START Source material

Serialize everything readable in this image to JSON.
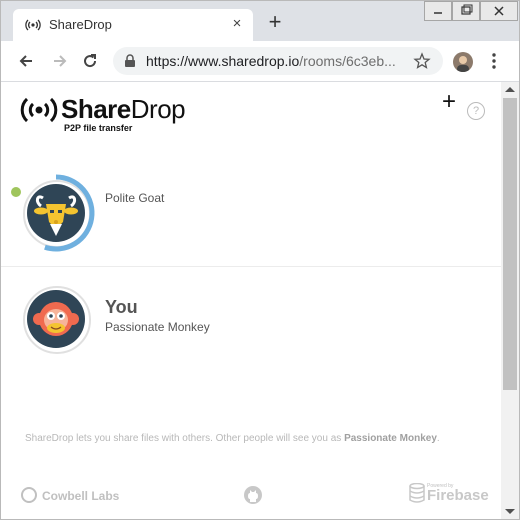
{
  "browser": {
    "tab_title": "ShareDrop",
    "tab_close": "×",
    "new_tab": "+",
    "url_host": "https://www.sharedrop.io",
    "url_path": "/rooms/6c3eb...",
    "icons": [
      "radio-waves-icon",
      "back-icon",
      "forward-icon",
      "reload-icon",
      "lock-icon",
      "star-icon",
      "profile-avatar",
      "menu-icon",
      "minimize-icon",
      "maximize-icon",
      "close-icon"
    ]
  },
  "app": {
    "logo_bold": "Share",
    "logo_rest": "Drop",
    "tagline": "P2P file transfer",
    "add_button": "+",
    "help_button": "?"
  },
  "peers": [
    {
      "name": "Polite Goat",
      "status": "online",
      "transfer_progress": 0.55,
      "avatar": "goat-icon"
    }
  ],
  "you": {
    "label": "You",
    "name": "Passionate Monkey",
    "avatar": "monkey-icon"
  },
  "footer": {
    "info_prefix": "ShareDrop lets you share files with others. Other people will see you as ",
    "info_name": "Passionate Monkey",
    "info_suffix": ".",
    "cowbell": "Cowbell Labs",
    "powered_by": "Powered by",
    "firebase": "Firebase"
  },
  "colors": {
    "avatar_bg": "#2f4556",
    "progress_arc": "#6fb0df",
    "online": "#9fc55c",
    "goat": "#f4c430",
    "monkey": "#f06a4f"
  }
}
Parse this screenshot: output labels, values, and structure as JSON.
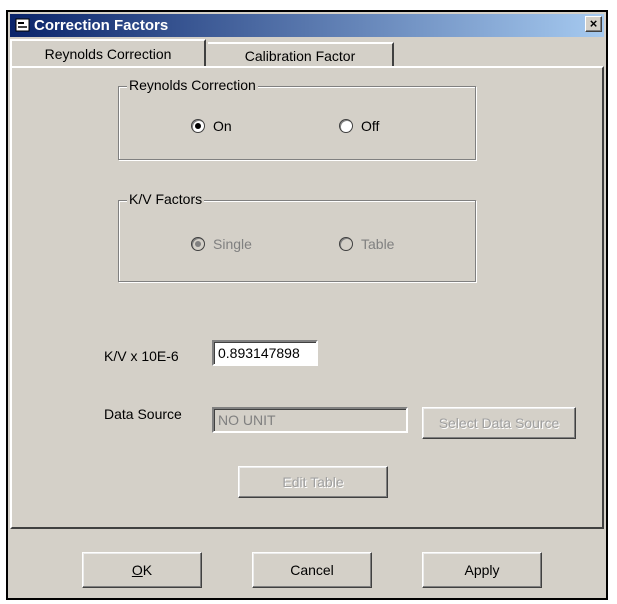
{
  "window": {
    "title": "Correction Factors",
    "close_label": "×"
  },
  "tabs": [
    {
      "label": "Reynolds Correction",
      "active": true
    },
    {
      "label": "Calibration Factor",
      "active": false
    }
  ],
  "reynolds_group": {
    "label": "Reynolds Correction",
    "options": [
      {
        "label": "On",
        "checked": true
      },
      {
        "label": "Off",
        "checked": false
      }
    ]
  },
  "kv_group": {
    "label": "K/V Factors",
    "enabled": false,
    "options": [
      {
        "label": "Single",
        "checked": true
      },
      {
        "label": "Table",
        "checked": false
      }
    ]
  },
  "kv_field": {
    "label": "K/V x 10E-6",
    "value": "0.893147898"
  },
  "data_source": {
    "label": "Data Source",
    "value": "NO UNIT",
    "button_label": "Select Data Source"
  },
  "edit_table_label": "Edit Table",
  "footer": {
    "ok_accel": "O",
    "ok_rest": "K",
    "cancel_label": "Cancel",
    "apply_label": "Apply"
  },
  "colors": {
    "titlebar_start": "#0a246a",
    "titlebar_end": "#a6caf0",
    "face": "#d4d0c8"
  }
}
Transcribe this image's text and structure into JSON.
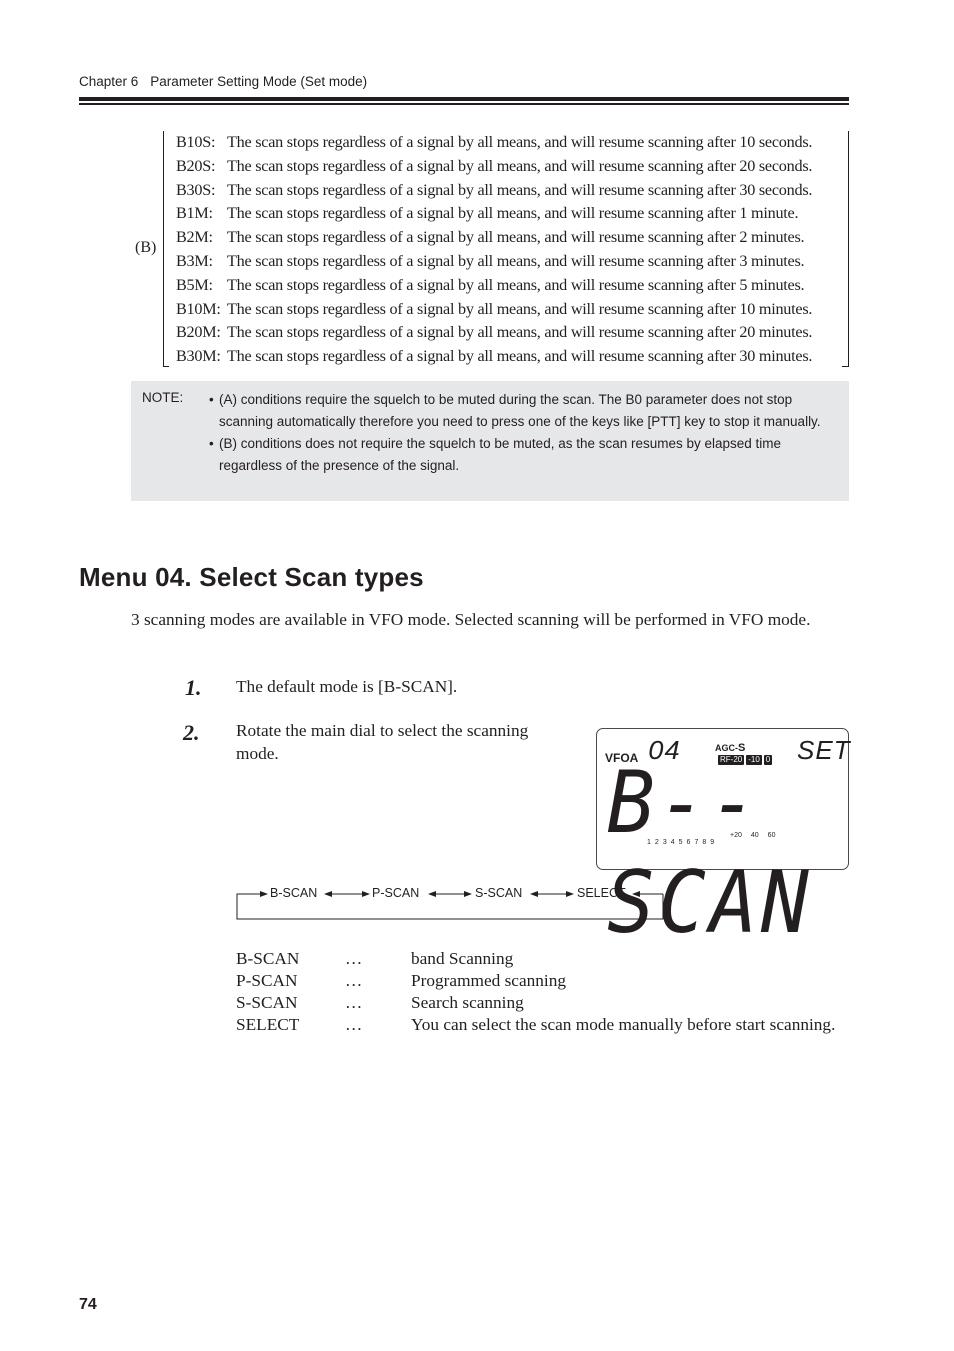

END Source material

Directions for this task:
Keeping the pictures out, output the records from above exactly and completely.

Result of the task:
Serialize everything readable in this image to JSON.
{
  "browser": {
    "tab_title": "ShareDrop",
    "tab_close": "×",
    "new_tab": "+",
    "url_host": "https://www.sharedrop.io",
    "url_path": "/rooms/6c3eb...",
    "icons": [
      "radio-waves-icon",
      "back-icon",
      "forward-icon",
      "reload-icon",
      "lock-icon",
      "star-icon",
      "profile-avatar",
      "menu-icon",
      "minimize-icon",
      "maximize-icon",
      "close-icon"
    ]
  },
  "app": {
    "logo_bold": "Share",
    "logo_rest": "Drop",
    "tagline": "P2P file transfer",
    "add_button": "+",
    "help_button": "?"
  },
  "peers": [
    {
      "name": "Polite Goat",
      "status": "online",
      "transfer_progress": 0.55,
      "avatar": "goat-icon"
    }
  ],
  "you": {
    "label": "You",
    "name": "Passionate Monkey",
    "avatar": "monkey-icon"
  },
  "footer": {
    "info_prefix": "ShareDrop lets you share files with others. Other people will see you as ",
    "info_name": "Passionate Monkey",
    "info_suffix": ".",
    "cowbell": "Cowbell Labs",
    "powered_by": "Powered by",
    "firebase": "Firebase"
  },
  "colors": {
    "avatar_bg": "#2f4556",
    "progress_arc": "#6fb0df",
    "online": "#9fc55c",
    "goat": "#f4c430",
    "monkey": "#f06a4f"
  }
}
Parse this screenshot: output labels, values, and structure as JSON.
{
  "window": {
    "title": "Correction Factors",
    "close_label": "×"
  },
  "tabs": [
    {
      "label": "Reynolds Correction",
      "active": true
    },
    {
      "label": "Calibration Factor",
      "active": false
    }
  ],
  "reynolds_group": {
    "label": "Reynolds Correction",
    "options": [
      {
        "label": "On",
        "checked": true
      },
      {
        "label": "Off",
        "checked": false
      }
    ]
  },
  "kv_group": {
    "label": "K/V Factors",
    "enabled": false,
    "options": [
      {
        "label": "Single",
        "checked": true
      },
      {
        "label": "Table",
        "checked": false
      }
    ]
  },
  "kv_field": {
    "label": "K/V x 10E-6",
    "value": "0.893147898"
  },
  "data_source": {
    "label": "Data Source",
    "value": "NO UNIT",
    "button_label": "Select Data Source"
  },
  "edit_table_label": "Edit Table",
  "footer": {
    "ok_accel": "O",
    "ok_rest": "K",
    "cancel_label": "Cancel",
    "apply_label": "Apply"
  },
  "colors": {
    "titlebar_start": "#0a246a",
    "titlebar_end": "#a6caf0",
    "face": "#d4d0c8"
  }
}
Transcribe this image's text and structure into JSON.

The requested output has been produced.